It isn’t that I am cruel to my children, but I do set expectations for them and there are punishments for their failure to meet those expectations.  I haven’t spanked my children in many years, I haven’t had to.  They learned young that they are to obey me.  From their birth through now, fourteen plus years later, they know the cost of back talking or lying or stealing.  Some of our friends say I am too strict and in a comparison to the standards of today’s parents – perhaps I am.  But in my eyes, I am not.  I compare my parenting to that of my parents’ methods and I know that if my father were alive today to witness some of what my children are permitted to get away with, he would have me over his knee with a paddle in hand.

Three years ago my oldest daughter spotted a book at a school book sale that she wanted.  She knew that she wouldn’t earn the money for it as I don’t pay them an allowance – any money they earn is from work done above and beyond their regular chores, something she had never aspired to.  So she stole the book.  A few days later I spotted the book.  There isn’t a scrap of paper in their rooms that I don’t know the origins of, so I knew immediately that this wasn’t her book.  And as she fumbled for a story on how she obtained it, I knew she was trying to lie.  I made her go to the school administrators and confess and in addition to the punishments brought down by me at home, they punished her as well, by not permitting her to go on the class trip.

Last spring my younger daughter was sexually groped and threatened with being raped by a boy in her class.  Fifth grade.  I learned from my daughter that she had received several drawings over the past few weeks leading up to this where he had sketched out sexual activities and labeled them with names and passed them to her in class.  She had been turning them in to the teacher who had disregarded the activities as merely a prepubescent boy acting out.  I went to the school officials and demanded action against the boy.  Ultimately they explained that they had called in his mother whose response was it must have been a joke, he didn’t really understand his actions.  And that was the end of it.  I wanted him prevented from attending the class field trip but was told that they could no longer do things like that because the year after they had punished my other daughter in that manner for petty theft they had punished another child for physical violence and the kids’ parents had gotten a legal force involved.  And legally the school was told they could not exclude children from activities based on their behaviour.
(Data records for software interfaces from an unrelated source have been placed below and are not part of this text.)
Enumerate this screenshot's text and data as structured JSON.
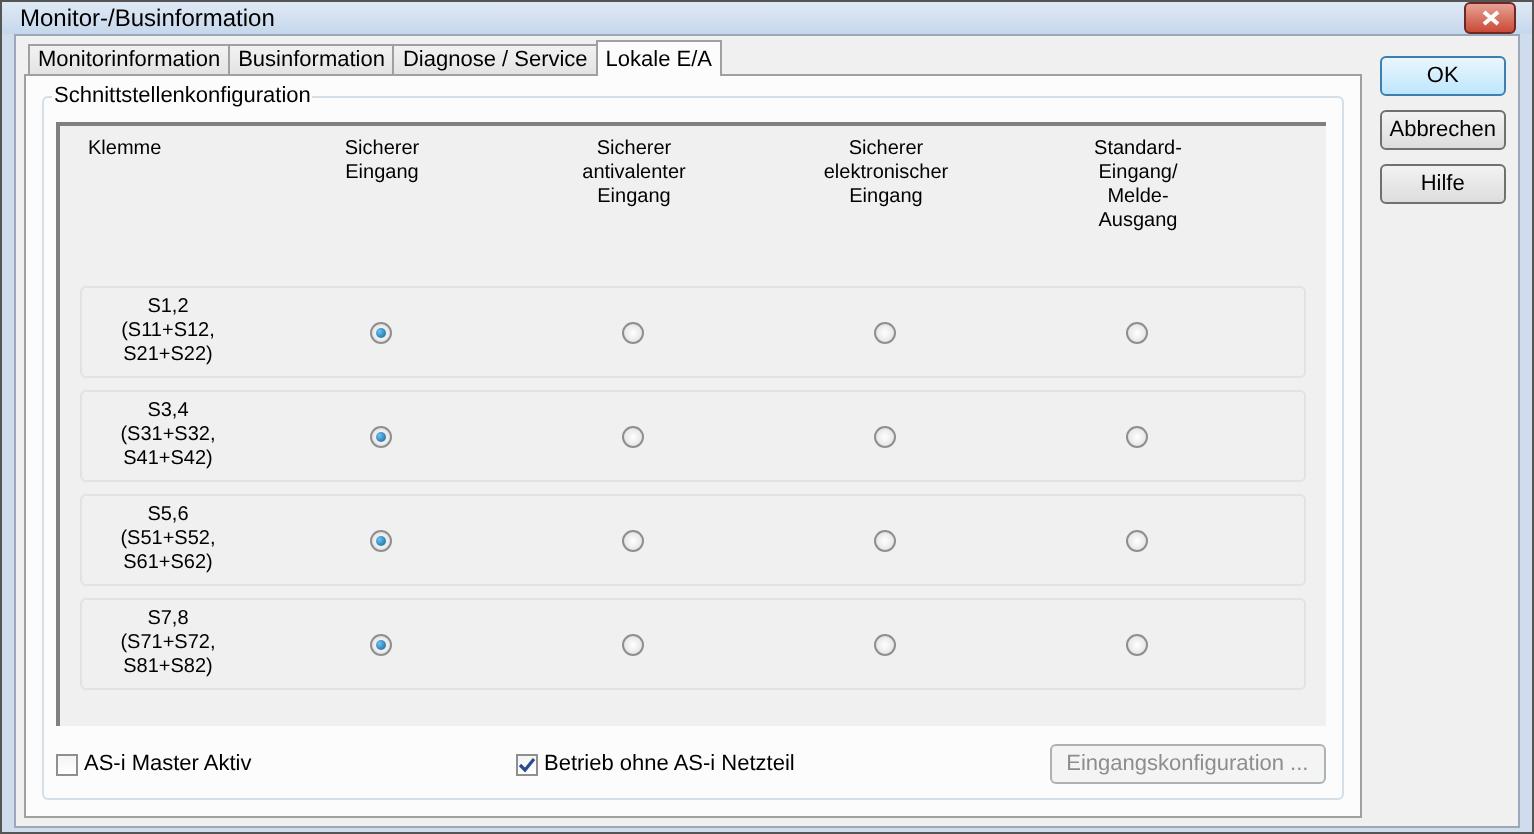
{
  "window": {
    "title": "Monitor-/Businformation"
  },
  "tabs": [
    {
      "label": "Monitorinformation",
      "selected": false
    },
    {
      "label": "Businformation",
      "selected": false
    },
    {
      "label": "Diagnose / Service",
      "selected": false
    },
    {
      "label": "Lokale E/A",
      "selected": true
    }
  ],
  "group": {
    "title": "Schnittstellenkonfiguration"
  },
  "table": {
    "columns": [
      "Klemme",
      "Sicherer\nEingang",
      "Sicherer\nantivalenter\nEingang",
      "Sicherer\nelektronischer\nEingang",
      "Standard-\nEingang/\nMelde-\nAusgang"
    ],
    "rows": [
      {
        "label": "S1,2\n(S11+S12,\nS21+S22)",
        "options": [
          {
            "selected": true
          },
          {
            "selected": false
          },
          {
            "selected": false
          },
          {
            "selected": false
          }
        ]
      },
      {
        "label": "S3,4\n(S31+S32,\nS41+S42)",
        "options": [
          {
            "selected": true
          },
          {
            "selected": false
          },
          {
            "selected": false
          },
          {
            "selected": false
          }
        ]
      },
      {
        "label": "S5,6\n(S51+S52,\nS61+S62)",
        "options": [
          {
            "selected": true
          },
          {
            "selected": false
          },
          {
            "selected": false
          },
          {
            "selected": false
          }
        ]
      },
      {
        "label": "S7,8\n(S71+S72,\nS81+S82)",
        "options": [
          {
            "selected": true
          },
          {
            "selected": false
          },
          {
            "selected": false
          },
          {
            "selected": false
          }
        ]
      }
    ]
  },
  "checkboxes": [
    {
      "label": "AS-i Master Aktiv",
      "checked": false
    },
    {
      "label": "Betrieb ohne AS-i Netzteil",
      "checked": true
    }
  ],
  "config_button": {
    "label": "Eingangskonfiguration ...",
    "disabled": true
  },
  "buttons": [
    {
      "label": "OK",
      "kind": "default"
    },
    {
      "label": "Abbrechen",
      "kind": "normal"
    },
    {
      "label": "Hilfe",
      "kind": "normal"
    }
  ]
}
It’s problems of this nature that bring our schools to the violent level of depravity that they are at today.  Parents fail to discipline for fear of official retribution or concern that their children won’t still be their friend and they pass the duties of behaviour management on to the schools.  The schools have their hands tied for fear of legal retribution by the parents who are too lazy to spank their kids themselves.

Today’s minors are raised with the belief that anything they do prior to the age of eighteen can be wiped from their slate as they age because they cannot be tried as an adult.  I believe in the instances where the minor cannot be tried as an adult, the parents should be held legally accountable for the actions of their children.  And for parents who have raised their children right, this shouldn’t be a concern.



2 responses

22 10 2009

Hello from Russia!
Can I quote a post in your blog with the link to you?

23 10 2009

Not a problem.

Leave a Reply

Fill in your details below or click an icon to log in:

WordPress.com Logo

You are commenting using your WordPress.com account. Log Out / Change )

Twitter picture

You are commenting using your Twitter account. Log Out / Change )

Facebook photo

You are commenting using your Facebook account. Log Out / Change )

Google+ photo

You are commenting using your Google+ account. Log Out / Change )

Connecting to %s

%d bloggers like this: